When the train stopped at Versailles I followed the crowd. There were many Americans — it was Bastille Day — and the cobblestone was cruel on my feet. The air was clean. I passed by a brassière, and realizing I hadn’t eaten lunch yet, I sat down while a waiter waved me in. The outside tables were windy; people’s maps had blown over and the family next to me, Americans, read fun facts about France on their phones. Upon realizing I was young and alone, the waiter gave me a small bowl of crème brûlée, stating, here you go, princess, and I laughed. To be 20, beautiful, in Paris, he said, you must love it, please, tell me you do. I thanked him and assured him I did. It was his job to make France grand for Americans, to have them believe that in France, they were more charming, more eloquent, more complete versions of themselves. To fall in love with this country, that was the game. To fall in love with yourself in this country, oh, that was the kick.

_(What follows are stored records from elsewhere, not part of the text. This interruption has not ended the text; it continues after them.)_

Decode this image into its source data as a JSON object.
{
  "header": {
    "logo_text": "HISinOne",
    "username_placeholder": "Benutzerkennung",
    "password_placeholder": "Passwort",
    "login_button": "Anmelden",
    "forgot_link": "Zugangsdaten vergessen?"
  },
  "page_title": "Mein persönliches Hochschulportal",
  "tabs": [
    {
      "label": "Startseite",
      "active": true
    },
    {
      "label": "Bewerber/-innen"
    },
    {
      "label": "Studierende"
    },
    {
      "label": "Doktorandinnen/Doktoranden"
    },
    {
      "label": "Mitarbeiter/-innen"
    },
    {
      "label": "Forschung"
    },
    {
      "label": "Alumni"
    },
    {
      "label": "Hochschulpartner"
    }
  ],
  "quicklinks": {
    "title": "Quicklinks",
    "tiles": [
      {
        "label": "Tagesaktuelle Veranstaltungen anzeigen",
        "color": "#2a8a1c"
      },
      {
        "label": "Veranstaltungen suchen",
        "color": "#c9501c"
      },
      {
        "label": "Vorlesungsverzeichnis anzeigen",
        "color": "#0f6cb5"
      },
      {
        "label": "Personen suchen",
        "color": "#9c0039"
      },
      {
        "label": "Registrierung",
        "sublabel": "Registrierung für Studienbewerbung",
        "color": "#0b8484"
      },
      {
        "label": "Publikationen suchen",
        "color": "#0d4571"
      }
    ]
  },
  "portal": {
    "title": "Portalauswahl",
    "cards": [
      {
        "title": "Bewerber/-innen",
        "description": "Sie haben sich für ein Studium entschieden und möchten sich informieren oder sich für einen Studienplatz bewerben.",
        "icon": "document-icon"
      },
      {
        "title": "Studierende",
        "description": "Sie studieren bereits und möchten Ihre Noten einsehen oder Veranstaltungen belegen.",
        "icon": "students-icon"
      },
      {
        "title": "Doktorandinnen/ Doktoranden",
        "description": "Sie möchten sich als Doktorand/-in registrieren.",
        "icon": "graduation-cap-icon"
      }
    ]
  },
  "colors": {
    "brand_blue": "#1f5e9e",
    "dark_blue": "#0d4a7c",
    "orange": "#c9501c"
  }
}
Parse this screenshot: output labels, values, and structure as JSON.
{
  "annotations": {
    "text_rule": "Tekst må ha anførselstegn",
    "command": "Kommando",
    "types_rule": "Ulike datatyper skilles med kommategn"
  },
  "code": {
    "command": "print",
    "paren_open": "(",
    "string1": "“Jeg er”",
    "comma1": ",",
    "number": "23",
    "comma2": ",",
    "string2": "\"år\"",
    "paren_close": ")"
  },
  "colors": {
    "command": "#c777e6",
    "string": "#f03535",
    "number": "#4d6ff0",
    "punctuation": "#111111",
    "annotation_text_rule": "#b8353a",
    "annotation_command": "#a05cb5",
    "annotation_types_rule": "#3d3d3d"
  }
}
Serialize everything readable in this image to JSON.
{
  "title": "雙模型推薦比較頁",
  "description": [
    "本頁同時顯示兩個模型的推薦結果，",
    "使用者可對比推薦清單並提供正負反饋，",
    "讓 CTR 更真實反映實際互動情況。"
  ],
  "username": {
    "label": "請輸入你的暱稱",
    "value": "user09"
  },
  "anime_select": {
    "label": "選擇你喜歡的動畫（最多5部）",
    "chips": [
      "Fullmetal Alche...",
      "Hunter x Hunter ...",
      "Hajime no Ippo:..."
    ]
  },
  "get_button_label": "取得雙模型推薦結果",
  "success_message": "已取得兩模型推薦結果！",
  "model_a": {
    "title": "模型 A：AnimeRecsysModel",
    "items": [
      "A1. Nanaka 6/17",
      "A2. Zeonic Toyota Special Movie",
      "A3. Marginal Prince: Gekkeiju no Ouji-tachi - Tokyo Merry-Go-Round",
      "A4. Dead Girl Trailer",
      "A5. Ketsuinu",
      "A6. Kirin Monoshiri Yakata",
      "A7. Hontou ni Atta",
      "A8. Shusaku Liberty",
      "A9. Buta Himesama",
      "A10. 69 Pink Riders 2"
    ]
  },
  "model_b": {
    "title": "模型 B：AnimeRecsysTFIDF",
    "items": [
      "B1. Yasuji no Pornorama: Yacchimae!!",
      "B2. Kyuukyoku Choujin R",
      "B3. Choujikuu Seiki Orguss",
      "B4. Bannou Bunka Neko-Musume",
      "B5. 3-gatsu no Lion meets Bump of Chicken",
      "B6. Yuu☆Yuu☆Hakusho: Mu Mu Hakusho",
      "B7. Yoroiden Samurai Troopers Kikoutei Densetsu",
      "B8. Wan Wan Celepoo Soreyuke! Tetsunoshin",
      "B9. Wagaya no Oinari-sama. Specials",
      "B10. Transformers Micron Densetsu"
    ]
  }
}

The palace was colorful, like a man-made world. The garden gates closed at 5:30PM, and it was 5:31PM. I wandered to the palace’s side, down the difficult, uneven streets. The pink sides of houses contrasted with sophisticated, curled balconies. The streets were barren, except for the occasional waiter setting up a restaurant before dinner time. Lamps huddled to the sides of buildings, unassuming but remarkable. The town felt ghostly. It was a town meant to be seen but not inhabited. In the hurried decades before the French Revolution, when King Louis XIV moved out of Paris and to Versailles, he had meant for the city to become his new home. He had Paris in mind. This town was supposed to be Paris but entirely his, not also inhabited by rebels, by commoners. The King wished to walk through streets without criticism. He did not want to sacrifice decadence. But Versailles never became Paris precisely because it was too personal — too extravagant and removed from the City of Light. The town was a ghost town because it was the materialization of a dream. It was like a love story without the context that framed love as the sole motivation. But walking in the King’s dream, even for an evening, felt like peace. Because the town was lonesome, meaning left my body. No one responded to its existence, which was, maybe, the significance of this haven.